(Excerpts from Oriya Kāvya ‘Tapasvinī ’ of Poet Gańgādhara Meher.
English translation by: Dr. Harekrishna Meher.)
[Like Kālidāsa in Sanskrit and William Wordsworth in English, Gańgādhara Meher is regarded as ‘Prakriti-Kavi’, Poet of Nature, in Oriya literature. ‘Tapasvinī’, an eleven-canto Oriya epic poem, is the magnum opus and a great classic of this illustrious poet. With the prevailing sentiment of Pathos, this kāvya depicts the post-banishment episode of Sītā in the hermitage of Sage Vālmīki. In this Rāmāyaņa-based literary composition, the poetic presentation is well-embellished with originality and significant innovations.
Sītā, the daughter of Earth and the devoted wife of King Rāma, in her later life appears as a ‘Tapasvinī’, A Woman practicing penance or An Ascetic-maid, in the pen of Gańgādhara Meher. This epic poem reveals the ambition of the poet to portray the brilliant character of a devoted wife steeped in Indian culture in the domain of literature. With vivid and prominent delineation of Sītā’s life-deeds, Tapasvinī kāvya may be construed as a ‘Sītāyana’ in the field of Indian Literature.]
Ushā, the blooming lotus-eyed dame,
in her heart cherishing keenly
thirst for a vision
of the virtuous Jānakī
Bearing dew-pearls as presentation
in her hands of leafage,
in the outer courtyard
of Sītā’s cottage,
in cuckoo’s tone spake she :
“O Chaste Lady !
Deign to give your sight ;
Dawned the night.”
The saffron costume
of auroral shine,
flowers’ smiling bloom
and tranquil mien
make a room
in the mind to presume :
Some goddess of Yoga reaching the place,
by sweet words giving solace
calls to render relief
from pangs of grief.
From heaven on earth as if
has descended to bestow a new life.
Musical tune Zephyr sang swinging,
Black Bee played on lute charming.
By Ushā’s bidding, in dance
rapt remained Fragrance.
Kumbhātuā bird as a royal bard
began to eulogize forward.
As the panegyrist premier
Kalinga bird appeared there
and spake in voice gracefully sweet :
O Queen of the empire of chaste ladies !
Dawned the night.”
With heart eagerly restless
at the end of the night,
Tamasā, the hermitage-hostess,
strewing on the yard flowers pleasant,
sprinkling water fragrant,
kindling auspicious Lucifer-lamp bright,
with her fish-eyes frequently gazing thus,
was awaiting Sītā’s arrival gracious.
Accompanied by Anukampā that moment,
Sītā, the jewel among the chaste,
highly applauded in the world by the overflow

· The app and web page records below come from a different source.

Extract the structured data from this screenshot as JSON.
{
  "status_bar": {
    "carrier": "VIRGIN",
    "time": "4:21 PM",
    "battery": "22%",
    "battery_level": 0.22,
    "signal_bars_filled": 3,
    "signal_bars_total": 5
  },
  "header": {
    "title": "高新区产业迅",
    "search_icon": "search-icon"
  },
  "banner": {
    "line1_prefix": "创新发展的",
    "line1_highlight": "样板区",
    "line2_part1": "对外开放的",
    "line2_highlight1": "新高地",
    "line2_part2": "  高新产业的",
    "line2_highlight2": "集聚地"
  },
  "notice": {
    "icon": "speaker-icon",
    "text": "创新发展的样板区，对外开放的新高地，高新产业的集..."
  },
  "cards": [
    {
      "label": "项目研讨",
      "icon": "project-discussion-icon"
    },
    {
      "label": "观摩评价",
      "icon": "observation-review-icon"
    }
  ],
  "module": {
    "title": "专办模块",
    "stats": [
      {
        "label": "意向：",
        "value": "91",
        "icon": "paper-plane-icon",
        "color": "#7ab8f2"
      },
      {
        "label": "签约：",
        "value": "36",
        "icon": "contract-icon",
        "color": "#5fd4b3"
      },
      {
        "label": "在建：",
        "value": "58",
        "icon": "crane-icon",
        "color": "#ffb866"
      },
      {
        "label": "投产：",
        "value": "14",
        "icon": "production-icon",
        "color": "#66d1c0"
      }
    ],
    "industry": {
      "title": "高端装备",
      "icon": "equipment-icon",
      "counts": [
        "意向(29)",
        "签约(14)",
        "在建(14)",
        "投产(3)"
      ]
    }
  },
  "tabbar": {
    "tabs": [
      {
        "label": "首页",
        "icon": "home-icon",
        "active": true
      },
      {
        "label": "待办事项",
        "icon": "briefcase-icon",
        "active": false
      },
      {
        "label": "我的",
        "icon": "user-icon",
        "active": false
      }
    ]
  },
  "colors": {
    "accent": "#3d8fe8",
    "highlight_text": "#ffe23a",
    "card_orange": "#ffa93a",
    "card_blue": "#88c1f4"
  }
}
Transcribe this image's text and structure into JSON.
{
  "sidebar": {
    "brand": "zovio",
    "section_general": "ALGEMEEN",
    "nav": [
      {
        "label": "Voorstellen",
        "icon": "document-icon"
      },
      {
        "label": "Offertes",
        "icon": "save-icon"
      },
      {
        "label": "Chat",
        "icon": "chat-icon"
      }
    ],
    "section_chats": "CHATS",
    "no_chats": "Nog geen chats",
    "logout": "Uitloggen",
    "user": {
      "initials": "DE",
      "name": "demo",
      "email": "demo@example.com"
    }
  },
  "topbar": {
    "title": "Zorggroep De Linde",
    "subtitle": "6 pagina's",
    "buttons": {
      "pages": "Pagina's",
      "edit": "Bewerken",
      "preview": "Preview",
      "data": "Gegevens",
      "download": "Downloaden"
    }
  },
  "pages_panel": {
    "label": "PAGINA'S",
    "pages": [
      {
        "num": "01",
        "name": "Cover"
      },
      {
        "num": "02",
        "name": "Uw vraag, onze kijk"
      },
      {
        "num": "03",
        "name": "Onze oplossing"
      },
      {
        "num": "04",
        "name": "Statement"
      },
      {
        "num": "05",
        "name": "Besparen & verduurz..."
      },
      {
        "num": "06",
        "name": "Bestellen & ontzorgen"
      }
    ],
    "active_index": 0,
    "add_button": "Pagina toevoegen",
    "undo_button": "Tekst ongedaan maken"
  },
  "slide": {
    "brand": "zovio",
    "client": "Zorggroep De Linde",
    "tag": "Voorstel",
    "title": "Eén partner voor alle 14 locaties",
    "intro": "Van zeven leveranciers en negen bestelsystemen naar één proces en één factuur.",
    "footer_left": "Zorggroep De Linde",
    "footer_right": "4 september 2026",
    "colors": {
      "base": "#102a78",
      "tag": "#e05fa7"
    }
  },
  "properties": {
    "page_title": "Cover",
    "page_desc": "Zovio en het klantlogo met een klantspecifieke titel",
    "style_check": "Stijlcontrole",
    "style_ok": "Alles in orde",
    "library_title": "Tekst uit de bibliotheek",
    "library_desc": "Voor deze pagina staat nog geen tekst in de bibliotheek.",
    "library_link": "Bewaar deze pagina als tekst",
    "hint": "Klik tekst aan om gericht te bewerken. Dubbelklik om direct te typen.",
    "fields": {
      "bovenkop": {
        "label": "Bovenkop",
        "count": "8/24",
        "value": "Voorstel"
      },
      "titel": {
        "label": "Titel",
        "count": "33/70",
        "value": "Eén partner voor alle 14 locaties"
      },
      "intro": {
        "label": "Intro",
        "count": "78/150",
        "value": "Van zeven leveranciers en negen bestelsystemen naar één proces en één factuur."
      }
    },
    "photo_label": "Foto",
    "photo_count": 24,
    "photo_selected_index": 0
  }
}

of endless endearment
rendered by hermit-maidens, in haste,
from the hermitage went to the river-flow.
Her on own lap Tamasā placed,
with the wave-hands lovingly embraced.
“Wandering over several woods wide,
never wavering astray
by illusion of any gorge,
surmounting many an impediment
in my life limpid,
never deeming darkness
as a distress,
never thinking light
to be a delight,
for a remote way
ahead I’ve continued to forge
with my head humbly bent.
Gratifying every bank-dweller
with offering of water,
fruitfulness of my birth
I’m realizing worth.
Stepping on my banks, My dear !
you’ll kindly meander
on pretext, presenting supernal splendour.
Earning this, the sylvan trees
will cheerfully bear
the pride of deities ;
also peace they’ll grant.
In the foliage, sure,
will remain perpetually pure
the lustres, rosy, darkish and elegant.”
Bana-Lakshmī, The Sylvan Beauty
“By Pushpaka plane when
you were returning through the sphere,
I standing here
bearing in hands a gift of flowers fine,
with gazelle’s eyes woefully gazing above
was calling you with keen love
in the voice of peahen
from a long way.
Friend dearest mine !
Did you come today
remembering this companion
after so many days gone ?
In the company of the noble
remains noble feeling ever-unsplit stable,
just like blue colour in the sky.
Nigh the noble companion
never in vain goes aspiration.
Your gracious sight, that’s why
I could obtain
at the time opportune.
Verily attainable is this gain
on favourable fortune.
O My Dear Friend Intimate !
Your feeling made me very fortunate.”
To extinguish the conflagration
of severe separation
in the forest of Sita’s heart, that moment
Sylvan Beauty, sweetly attractive,
seemed in mind’s view
like a cloud-mass appeared anew.
Said Janaki with endearment :
“O Dear Companion !
In your prison
myself became life-long captive.”
(Extracted from Canto-IV of Tapasvinī kāvya)